WORK TASK:
Could you return each line below without altering a word?

= = =

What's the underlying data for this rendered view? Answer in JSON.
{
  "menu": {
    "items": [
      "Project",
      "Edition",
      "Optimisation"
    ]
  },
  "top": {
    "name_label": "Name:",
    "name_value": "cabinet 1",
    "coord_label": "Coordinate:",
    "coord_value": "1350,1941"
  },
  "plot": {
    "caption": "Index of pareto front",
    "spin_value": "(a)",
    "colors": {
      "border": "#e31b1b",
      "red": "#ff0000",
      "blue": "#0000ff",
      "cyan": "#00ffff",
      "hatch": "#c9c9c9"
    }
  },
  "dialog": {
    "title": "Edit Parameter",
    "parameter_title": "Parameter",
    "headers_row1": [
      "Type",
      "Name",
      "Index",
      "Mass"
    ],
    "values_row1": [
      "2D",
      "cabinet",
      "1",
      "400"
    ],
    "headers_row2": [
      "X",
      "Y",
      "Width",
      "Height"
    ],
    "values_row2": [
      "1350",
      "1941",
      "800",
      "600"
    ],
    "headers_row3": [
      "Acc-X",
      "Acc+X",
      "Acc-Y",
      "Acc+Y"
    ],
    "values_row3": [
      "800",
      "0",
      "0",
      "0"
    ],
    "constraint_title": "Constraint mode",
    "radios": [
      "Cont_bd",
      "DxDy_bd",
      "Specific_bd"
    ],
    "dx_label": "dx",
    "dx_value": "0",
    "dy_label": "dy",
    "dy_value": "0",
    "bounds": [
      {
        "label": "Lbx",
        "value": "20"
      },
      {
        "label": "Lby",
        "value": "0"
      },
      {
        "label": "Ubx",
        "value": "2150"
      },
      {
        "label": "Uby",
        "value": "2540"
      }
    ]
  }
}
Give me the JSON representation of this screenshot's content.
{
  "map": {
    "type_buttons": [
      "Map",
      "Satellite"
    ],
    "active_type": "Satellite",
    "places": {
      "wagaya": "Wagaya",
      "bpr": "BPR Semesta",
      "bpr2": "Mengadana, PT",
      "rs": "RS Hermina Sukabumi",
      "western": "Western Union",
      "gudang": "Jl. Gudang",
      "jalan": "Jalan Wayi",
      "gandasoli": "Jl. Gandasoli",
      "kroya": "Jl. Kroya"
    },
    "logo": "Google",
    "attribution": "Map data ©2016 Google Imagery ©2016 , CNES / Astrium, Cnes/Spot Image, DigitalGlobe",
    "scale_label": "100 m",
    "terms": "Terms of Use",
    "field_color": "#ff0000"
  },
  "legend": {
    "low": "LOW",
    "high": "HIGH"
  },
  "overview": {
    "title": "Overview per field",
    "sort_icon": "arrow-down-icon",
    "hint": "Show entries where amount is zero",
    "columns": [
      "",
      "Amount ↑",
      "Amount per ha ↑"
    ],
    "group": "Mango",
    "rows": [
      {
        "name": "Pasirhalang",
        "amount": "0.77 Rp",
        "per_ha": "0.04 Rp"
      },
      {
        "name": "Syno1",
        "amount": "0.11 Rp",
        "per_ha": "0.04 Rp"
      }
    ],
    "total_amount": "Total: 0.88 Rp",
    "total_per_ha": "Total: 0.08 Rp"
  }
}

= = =

EXERCISE ANSWER:
What's the underlying data for this rendered view? Answer in JSON.
{
  "menu": {
    "items": [
      "Project",
      "Edition",
      "Optimisation"
    ]
  },
  "top": {
    "name_label": "Name:",
    "name_value": "cabinet 1",
    "coord_label": "Coordinate:",
    "coord_value": "1350,1941"
  },
  "plot": {
    "caption": "Index of pareto front",
    "spin_value": "(a)",
    "colors": {
      "border": "#e31b1b",
      "red": "#ff0000",
      "blue": "#0000ff",
      "cyan": "#00ffff",
      "hatch": "#c9c9c9"
    }
  },
  "dialog": {
    "title": "Edit Parameter",
    "parameter_title": "Parameter",
    "headers_row1": [
      "Type",
      "Name",
      "Index",
      "Mass"
    ],
    "values_row1": [
      "2D",
      "cabinet",
      "1",
      "400"
    ],
    "headers_row2": [
      "X",
      "Y",
      "Width",
      "Height"
    ],
    "values_row2": [
      "1350",
      "1941",
      "800",
      "600"
    ],
    "headers_row3": [
      "Acc-X",
      "Acc+X",
      "Acc-Y",
      "Acc+Y"
    ],
    "values_row3": [
      "800",
      "0",
      "0",
      "0"
    ],
    "constraint_title": "Constraint mode",
    "radios": [
      "Cont_bd",
      "DxDy_bd",
      "Specific_bd"
    ],
    "dx_label": "dx",
    "dx_value": "0",
    "dy_label": "dy",
    "dy_value": "0",
    "bounds": [
      {
        "label": "Lbx",
        "value": "20"
      },
      {
        "label": "Lby",
        "value": "0"
      },
      {
        "label": "Ubx",
        "value": "2150"
      },
      {
        "label": "Uby",
        "value": "2540"
      }
    ]
  }
}
Give me the JSON representation of this screenshot's content.
{
  "map": {
    "type_buttons": [
      "Map",
      "Satellite"
    ],
    "active_type": "Satellite",
    "places": {
      "wagaya": "Wagaya",
      "bpr": "BPR Semesta",
      "bpr2": "Mengadana, PT",
      "rs": "RS Hermina Sukabumi",
      "western": "Western Union",
      "gudang": "Jl. Gudang",
      "jalan": "Jalan Wayi",
      "gandasoli": "Jl. Gandasoli",
      "kroya": "Jl. Kroya"
    },
    "logo": "Google",
    "attribution": "Map data ©2016 Google Imagery ©2016 , CNES / Astrium, Cnes/Spot Image, DigitalGlobe",
    "scale_label": "100 m",
    "terms": "Terms of Use",
    "field_color": "#ff0000"
  },
  "legend": {
    "low": "LOW",
    "high": "HIGH"
  },
  "overview": {
    "title": "Overview per field",
    "sort_icon": "arrow-down-icon",
    "hint": "Show entries where amount is zero",
    "columns": [
      "",
      "Amount ↑",
      "Amount per ha ↑"
    ],
    "group": "Mango",
    "rows": [
      {
        "name": "Pasirhalang",
        "amount": "0.77 Rp",
        "per_ha": "0.04 Rp"
      },
      {
        "name": "Syno1",
        "amount": "0.11 Rp",
        "per_ha": "0.04 Rp"
      }
    ],
    "total_amount": "Total: 0.88 Rp",
    "total_per_ha": "Total: 0.08 Rp"
  }
}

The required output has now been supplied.